Rizla Suzuki’s Chris Vermeulen was next, by himself, with San Carlos Honda Gresini’s Shinya Nakano a distant ninth.

Australian Anthony West was alone in tenth and the lone Kawasaki finisher after teammate John Hopkins went out with a mechanical problem.

Alice Team Ducati’s Toni Elias was next, getting the better of LCR Honda’s Randy de Puniet.

Sylvain Guintoli put the second Alice Ducati into 13th, one better than the late charging Ben Spies in his MotoGP debut.

Spies constantly improved his time throughout the race, comfortably learning how to slide both tires, and turning his fastest lap in the final ten laps of the race. That speed got him to within .860 secs. of Guintoli at the finish.

“It was good. It was tough,” Spies said, adding that he couldn’t get into a rhythm at the beginning of the race because he wasn’t used to the tires. In the later stages, “we were definitely reeling in the next five guys and I almost caught Guintoli. I needed a few more laps. I wish we could race tomorrow because. I think we could finish top ten.”

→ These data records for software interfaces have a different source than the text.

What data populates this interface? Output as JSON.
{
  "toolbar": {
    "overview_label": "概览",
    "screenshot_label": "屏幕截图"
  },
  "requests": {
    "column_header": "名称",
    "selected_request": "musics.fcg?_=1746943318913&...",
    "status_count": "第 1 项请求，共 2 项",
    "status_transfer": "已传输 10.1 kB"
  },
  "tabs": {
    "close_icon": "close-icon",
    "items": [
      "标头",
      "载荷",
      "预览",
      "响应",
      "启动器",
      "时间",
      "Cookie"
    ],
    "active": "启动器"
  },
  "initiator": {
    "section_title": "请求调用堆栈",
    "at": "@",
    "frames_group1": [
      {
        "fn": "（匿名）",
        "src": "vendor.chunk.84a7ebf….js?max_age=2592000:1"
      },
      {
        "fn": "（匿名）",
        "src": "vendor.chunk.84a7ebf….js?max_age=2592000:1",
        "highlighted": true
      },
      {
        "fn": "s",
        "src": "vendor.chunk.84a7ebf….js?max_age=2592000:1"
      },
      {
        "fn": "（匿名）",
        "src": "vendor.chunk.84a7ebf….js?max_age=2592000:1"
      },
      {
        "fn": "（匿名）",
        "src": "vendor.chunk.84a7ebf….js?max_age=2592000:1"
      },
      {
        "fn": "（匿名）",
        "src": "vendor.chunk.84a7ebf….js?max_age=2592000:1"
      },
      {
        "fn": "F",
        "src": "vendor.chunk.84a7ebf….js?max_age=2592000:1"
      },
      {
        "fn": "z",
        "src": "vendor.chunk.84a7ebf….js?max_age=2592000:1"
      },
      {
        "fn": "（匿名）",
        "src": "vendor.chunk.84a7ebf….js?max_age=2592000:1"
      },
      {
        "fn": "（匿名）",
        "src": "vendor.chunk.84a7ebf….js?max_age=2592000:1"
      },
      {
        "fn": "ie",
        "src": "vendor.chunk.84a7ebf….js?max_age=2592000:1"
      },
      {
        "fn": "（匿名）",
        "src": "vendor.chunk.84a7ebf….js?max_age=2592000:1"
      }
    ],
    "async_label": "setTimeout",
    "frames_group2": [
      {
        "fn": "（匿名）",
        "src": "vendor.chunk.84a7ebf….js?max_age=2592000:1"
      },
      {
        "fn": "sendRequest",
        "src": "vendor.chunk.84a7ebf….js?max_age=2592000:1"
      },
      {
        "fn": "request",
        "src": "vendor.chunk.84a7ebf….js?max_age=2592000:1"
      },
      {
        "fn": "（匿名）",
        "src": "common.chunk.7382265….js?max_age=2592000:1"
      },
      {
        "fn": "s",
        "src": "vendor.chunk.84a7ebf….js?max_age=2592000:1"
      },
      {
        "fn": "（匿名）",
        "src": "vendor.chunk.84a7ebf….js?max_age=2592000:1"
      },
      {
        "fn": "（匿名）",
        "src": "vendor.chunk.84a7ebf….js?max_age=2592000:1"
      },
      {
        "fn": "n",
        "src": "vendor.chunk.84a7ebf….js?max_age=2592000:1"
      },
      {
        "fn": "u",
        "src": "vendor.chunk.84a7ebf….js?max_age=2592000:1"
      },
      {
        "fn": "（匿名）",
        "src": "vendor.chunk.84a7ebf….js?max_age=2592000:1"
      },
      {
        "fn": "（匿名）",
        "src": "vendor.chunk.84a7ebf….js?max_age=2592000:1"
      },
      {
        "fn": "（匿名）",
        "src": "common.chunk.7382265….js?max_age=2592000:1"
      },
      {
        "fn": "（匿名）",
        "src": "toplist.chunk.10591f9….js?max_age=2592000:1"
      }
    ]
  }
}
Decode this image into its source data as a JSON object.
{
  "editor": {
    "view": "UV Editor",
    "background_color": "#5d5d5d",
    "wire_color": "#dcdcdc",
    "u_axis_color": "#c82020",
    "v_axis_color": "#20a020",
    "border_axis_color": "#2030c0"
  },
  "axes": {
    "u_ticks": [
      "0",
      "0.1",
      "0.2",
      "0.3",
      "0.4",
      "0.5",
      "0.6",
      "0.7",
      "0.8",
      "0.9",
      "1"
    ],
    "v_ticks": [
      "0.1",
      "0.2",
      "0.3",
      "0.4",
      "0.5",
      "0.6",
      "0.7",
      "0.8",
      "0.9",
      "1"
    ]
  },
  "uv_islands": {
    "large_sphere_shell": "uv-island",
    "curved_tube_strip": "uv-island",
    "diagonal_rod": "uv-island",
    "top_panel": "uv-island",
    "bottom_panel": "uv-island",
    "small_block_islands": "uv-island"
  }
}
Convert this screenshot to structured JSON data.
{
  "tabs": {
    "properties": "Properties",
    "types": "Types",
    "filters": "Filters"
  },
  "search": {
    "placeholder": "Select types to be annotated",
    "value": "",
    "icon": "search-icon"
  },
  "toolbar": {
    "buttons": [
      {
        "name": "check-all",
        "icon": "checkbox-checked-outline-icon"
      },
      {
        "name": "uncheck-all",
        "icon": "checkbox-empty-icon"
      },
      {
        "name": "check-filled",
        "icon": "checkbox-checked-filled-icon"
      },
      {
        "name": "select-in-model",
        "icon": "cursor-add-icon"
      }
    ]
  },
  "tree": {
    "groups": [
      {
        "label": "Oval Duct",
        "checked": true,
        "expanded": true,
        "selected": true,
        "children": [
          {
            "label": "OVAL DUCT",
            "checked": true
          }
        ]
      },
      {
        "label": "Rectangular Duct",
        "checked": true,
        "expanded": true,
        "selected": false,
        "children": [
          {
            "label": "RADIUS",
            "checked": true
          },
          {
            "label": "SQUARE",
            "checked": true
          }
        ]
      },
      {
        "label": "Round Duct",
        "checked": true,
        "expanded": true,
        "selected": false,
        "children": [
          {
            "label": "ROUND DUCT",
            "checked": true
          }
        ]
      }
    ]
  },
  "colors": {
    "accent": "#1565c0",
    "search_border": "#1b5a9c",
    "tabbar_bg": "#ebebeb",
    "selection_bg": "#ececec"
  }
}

1. Casey Stoner (Ducati)

2. Valentino Rossi (Yamaha)

3. Dani Pedrosa (Honda)

4. Colin Edwards (Yamaha)

5. Andrea Dovizioso (Honda)

6. Jorge Lorenzo (Yamaha)

7. Nicky Hayden (Honda)

8. Chris Vermeulen (Suzuki)

9. Shinya Nakano (Honda)

10 Anthony West (Kawasaki)

11. Toni Elias (Ducati)

12. Randy de Puniet (Kawasaki)

13. Sylvain Guintoli (Ducati)

14. Ben Spies (Suzuki)

15. Alex de Angelis (Honda)

16. Marco Melandri (Ducati)

17. James Toseland (Yamaha)

Henny Ray Abrams | Contributing Editor

Abrams is the longest-serving contributor at Cycle News. Over the course of his 35-some years of writing and shooting photos, he’s covered events from MotoGP to the Motocross World Championship - and everything in between.